*Exercise description*.
Taking each line of the material below in turn, count those containing the string "true". Provide the number alone.

*Dataset records*.
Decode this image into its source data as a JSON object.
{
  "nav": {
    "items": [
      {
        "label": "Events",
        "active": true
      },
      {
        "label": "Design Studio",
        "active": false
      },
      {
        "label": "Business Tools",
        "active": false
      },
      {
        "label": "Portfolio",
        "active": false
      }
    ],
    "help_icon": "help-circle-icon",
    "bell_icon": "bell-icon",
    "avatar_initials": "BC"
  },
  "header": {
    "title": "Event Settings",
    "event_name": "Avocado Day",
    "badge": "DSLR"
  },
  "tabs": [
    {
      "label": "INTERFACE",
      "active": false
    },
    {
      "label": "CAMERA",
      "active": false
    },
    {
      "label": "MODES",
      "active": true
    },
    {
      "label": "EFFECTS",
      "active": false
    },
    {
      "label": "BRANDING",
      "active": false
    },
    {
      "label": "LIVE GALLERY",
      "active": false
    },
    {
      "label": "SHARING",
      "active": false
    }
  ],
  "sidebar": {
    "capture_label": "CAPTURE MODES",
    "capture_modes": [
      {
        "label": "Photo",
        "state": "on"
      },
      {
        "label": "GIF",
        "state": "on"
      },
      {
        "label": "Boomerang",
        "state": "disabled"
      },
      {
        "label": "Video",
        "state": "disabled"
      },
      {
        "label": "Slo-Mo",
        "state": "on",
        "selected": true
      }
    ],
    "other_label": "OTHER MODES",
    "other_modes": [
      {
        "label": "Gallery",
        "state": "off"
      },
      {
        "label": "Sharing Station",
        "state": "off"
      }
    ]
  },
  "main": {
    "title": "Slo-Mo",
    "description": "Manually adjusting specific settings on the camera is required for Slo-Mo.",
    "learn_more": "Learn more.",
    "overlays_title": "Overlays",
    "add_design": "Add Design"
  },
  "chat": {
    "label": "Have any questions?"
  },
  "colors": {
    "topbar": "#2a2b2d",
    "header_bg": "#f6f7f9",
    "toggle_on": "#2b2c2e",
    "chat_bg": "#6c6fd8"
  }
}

*Solution*.
3